On Tuesday, Jan. 25, York’s Canadian Writers in Person course and lecture series presented poet Heather Cadsby reading from her fourth book of poetry Could be (Brick Books, 2009). Special correspondent Chris Cornish (BA Hons. ’04, MA ’09) sent the following report to YFile.
Praise be to the angels of morning breath.
A waft of nasty odour is a sign of life.
from the collection Could be
by Heather Cadsby
Heather Cadsby admits to being selfish. That sounded strange from this friendly woman who has given much of her time to encouraging other poets at the Art Bar, a poetry reading series she used to run (and which still happens every Wednesday at Clinton’s Tavern in downtown Toronto). She elaborated, “I feel the best about myself when I write a poem.” Regardless of her “selfish” motives, she recently shared her work with the Canadian Writers in Person reading series.
Left: Heather Cadsby
As she read from her collection Could be, it was clear that Cadsby is also a storyteller, generously offering little anecdotes to accompany each poem. “There are many ways to ruin a poem and I’ll tell you how I ruined this one,” she said. As her manuscript was going through the lengthy proofreading process, an editor called her with a seemingly innocuous question: “Would you agree that it’s more common to spell ‘yah’ with an e?” Cadsby agreed, only to discover upon publication that the poem in which “yah” appeared was a lipogram, a demanding form in which the letter “e” is not allowed. Though she had been meticulous in writing within this restriction, she suggested that writers are not infallible, lofty creatures, but indeed human.
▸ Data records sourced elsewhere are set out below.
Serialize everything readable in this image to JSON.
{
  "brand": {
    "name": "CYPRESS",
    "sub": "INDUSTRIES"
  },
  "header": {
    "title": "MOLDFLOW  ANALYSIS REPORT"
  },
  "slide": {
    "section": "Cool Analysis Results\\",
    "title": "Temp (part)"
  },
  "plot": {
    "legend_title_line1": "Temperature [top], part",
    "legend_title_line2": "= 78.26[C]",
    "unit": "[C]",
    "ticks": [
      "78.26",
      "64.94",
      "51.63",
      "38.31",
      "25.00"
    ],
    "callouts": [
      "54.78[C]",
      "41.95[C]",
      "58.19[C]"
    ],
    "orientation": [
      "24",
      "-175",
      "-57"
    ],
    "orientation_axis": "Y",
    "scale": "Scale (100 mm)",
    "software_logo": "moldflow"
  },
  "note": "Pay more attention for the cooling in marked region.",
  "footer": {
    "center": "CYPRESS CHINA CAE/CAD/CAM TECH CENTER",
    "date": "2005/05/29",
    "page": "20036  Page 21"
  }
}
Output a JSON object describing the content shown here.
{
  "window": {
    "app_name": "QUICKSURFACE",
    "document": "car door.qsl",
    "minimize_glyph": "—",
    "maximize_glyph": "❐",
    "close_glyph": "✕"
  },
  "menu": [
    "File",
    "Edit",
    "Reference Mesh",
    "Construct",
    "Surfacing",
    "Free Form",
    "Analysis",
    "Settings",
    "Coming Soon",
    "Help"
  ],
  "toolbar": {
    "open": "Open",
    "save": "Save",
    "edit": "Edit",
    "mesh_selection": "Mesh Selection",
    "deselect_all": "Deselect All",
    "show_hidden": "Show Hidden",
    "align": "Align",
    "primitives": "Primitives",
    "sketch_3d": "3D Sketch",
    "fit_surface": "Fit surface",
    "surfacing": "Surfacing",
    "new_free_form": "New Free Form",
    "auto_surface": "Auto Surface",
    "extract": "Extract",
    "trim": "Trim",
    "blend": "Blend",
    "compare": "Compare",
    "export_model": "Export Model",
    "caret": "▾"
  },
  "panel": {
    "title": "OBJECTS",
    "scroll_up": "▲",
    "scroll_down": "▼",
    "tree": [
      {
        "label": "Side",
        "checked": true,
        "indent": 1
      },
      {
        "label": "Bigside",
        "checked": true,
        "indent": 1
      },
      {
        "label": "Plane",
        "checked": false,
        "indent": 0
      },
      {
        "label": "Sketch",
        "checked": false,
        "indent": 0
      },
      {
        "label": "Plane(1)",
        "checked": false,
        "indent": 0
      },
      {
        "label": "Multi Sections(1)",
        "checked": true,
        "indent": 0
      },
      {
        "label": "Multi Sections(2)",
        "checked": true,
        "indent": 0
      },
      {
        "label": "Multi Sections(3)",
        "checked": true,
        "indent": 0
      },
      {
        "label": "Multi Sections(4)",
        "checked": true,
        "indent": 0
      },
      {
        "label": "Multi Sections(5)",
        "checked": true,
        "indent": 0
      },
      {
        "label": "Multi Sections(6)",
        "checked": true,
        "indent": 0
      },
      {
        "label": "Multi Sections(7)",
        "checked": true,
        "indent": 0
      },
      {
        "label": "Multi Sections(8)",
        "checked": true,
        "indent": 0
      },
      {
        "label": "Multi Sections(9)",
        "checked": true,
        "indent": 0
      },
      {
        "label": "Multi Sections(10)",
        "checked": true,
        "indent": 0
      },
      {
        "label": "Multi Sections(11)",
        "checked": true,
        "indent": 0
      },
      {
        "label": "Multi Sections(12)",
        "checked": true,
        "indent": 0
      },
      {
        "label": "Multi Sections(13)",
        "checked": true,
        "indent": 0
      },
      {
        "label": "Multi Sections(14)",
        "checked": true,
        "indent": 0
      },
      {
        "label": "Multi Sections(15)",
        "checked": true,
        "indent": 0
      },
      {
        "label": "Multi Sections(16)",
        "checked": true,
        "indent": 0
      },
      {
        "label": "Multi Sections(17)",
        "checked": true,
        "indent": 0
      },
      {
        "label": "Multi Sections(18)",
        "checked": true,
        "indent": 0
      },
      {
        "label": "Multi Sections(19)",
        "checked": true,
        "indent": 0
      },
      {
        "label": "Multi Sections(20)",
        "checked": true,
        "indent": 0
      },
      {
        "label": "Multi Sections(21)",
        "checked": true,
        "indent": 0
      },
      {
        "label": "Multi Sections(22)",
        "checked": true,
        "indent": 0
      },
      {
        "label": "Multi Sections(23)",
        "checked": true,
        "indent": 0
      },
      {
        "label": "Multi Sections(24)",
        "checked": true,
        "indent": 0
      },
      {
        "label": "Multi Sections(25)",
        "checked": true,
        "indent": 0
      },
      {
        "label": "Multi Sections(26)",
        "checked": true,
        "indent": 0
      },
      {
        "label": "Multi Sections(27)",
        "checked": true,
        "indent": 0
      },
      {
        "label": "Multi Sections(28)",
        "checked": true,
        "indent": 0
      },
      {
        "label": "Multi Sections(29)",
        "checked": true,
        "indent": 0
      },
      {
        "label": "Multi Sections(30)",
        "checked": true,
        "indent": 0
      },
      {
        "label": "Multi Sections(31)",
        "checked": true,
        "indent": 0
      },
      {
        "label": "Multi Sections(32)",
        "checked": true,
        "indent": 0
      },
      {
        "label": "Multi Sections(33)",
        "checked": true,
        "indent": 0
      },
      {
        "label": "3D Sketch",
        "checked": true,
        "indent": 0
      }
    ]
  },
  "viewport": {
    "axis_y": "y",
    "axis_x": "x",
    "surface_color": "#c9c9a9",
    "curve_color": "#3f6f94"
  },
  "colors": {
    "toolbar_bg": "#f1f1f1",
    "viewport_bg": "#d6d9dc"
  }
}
Cadsby also shared thoughts on her writing process. Rather than writing from the bottom up, approaching a collection with an overarching theme, her ideas are sparked by the things that happen in her daily life. An outdoorsy person, she often uses concrete images of nature and local geography like Mimico Creek to draw her reader into the poem. She then starts writing “from the top down”, like exploring an iceberg from its tip to its expanding growth beneath the surface. Through this, the poem “meanders its way into meaning.” Though she considers herself to be a conceptual poet, she resists the avant-garde trend to be sometimes obtuse and “really boring, to be as uncreative as possible,” she said. “For me, I need to put soul into it, which means humour or anger.”
After what she calls the wonderful feeling of getting her first draft down, she leaves it and returns later to edit. At this stage, she might be tempted to say “maybe I shouldn’t have said this,” but Cadsby prefers honesty, believing it better to take risks. This is why she doesn’t second-guess her writing too much, because she said “you can end up with something really dry.” As she explained in one poem, she is not afraid of “Playwork. Go for it.”
The kind of honesty Cadsby strives for is not to be confused with factual autobiography. Though some draw heavily on her personal experience, such as a poem about her mother’s death, others are more fictional. She is both amused and concerned when readers assume that the “I” in a poem represents the author’s voice.
At one reading, she offered a fictional poem about an adulterous affair in which a husband’s mistress arrives at the narrator’s doorstep. Afterwards, someone from the audience offered sympathy for the betrayal in her marriage. When Cadsby revealed the truth, “they felt a big let-down, like I had conned them!”
The Canadian Writers in Person series of public readings at York, which are free and open to the public, are also part of an introductory course on Canadian literature. The series is sponsored in part by the Canada Council for the Arts. At 7pm on Feb. 8, in Room 206 in the Accolade West Building, Michael Crummey will read from his award-nominated novel Galore.
Chris Cornish, a former teaching assistant with the course, has since graduated but continues to attend the readings.